[ENTRIES PROVIDED — start]

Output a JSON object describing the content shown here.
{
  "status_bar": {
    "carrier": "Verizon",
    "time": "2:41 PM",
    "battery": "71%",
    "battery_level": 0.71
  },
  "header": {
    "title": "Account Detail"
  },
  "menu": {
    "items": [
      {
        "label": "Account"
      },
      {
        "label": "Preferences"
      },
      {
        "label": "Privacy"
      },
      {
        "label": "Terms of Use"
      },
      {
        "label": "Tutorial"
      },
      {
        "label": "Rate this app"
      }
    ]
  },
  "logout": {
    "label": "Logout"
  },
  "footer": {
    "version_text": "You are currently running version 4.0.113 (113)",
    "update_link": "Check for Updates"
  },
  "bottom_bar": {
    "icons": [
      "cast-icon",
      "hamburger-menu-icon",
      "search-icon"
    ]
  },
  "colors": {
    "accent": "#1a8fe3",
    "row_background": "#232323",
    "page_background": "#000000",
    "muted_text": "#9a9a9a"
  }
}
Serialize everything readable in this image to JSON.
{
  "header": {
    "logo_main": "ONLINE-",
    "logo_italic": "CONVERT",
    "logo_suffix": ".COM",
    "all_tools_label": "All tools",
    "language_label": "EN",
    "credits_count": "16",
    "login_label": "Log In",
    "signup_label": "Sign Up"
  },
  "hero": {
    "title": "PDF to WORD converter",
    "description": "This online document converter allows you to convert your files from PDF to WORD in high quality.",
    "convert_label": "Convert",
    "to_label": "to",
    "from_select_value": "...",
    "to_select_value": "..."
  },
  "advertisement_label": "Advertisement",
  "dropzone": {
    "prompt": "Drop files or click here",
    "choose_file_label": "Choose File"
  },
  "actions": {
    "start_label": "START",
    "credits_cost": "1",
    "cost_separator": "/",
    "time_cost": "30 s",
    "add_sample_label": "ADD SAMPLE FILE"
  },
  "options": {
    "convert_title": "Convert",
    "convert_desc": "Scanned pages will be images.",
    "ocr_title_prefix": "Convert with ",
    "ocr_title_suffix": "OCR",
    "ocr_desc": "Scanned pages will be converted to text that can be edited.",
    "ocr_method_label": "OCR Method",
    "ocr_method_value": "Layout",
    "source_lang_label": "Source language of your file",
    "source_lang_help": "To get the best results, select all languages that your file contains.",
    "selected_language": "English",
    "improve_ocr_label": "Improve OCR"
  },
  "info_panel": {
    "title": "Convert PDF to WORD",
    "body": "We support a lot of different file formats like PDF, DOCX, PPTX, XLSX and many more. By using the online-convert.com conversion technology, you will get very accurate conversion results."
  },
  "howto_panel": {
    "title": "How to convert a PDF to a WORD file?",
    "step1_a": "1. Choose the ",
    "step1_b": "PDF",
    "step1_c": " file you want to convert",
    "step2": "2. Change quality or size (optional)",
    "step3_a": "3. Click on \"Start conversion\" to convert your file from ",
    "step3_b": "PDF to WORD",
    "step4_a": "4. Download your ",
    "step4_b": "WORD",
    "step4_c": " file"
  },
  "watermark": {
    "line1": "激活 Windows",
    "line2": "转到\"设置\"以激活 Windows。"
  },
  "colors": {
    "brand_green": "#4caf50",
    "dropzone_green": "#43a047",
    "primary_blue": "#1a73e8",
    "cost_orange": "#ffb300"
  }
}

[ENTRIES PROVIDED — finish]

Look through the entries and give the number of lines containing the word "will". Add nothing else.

3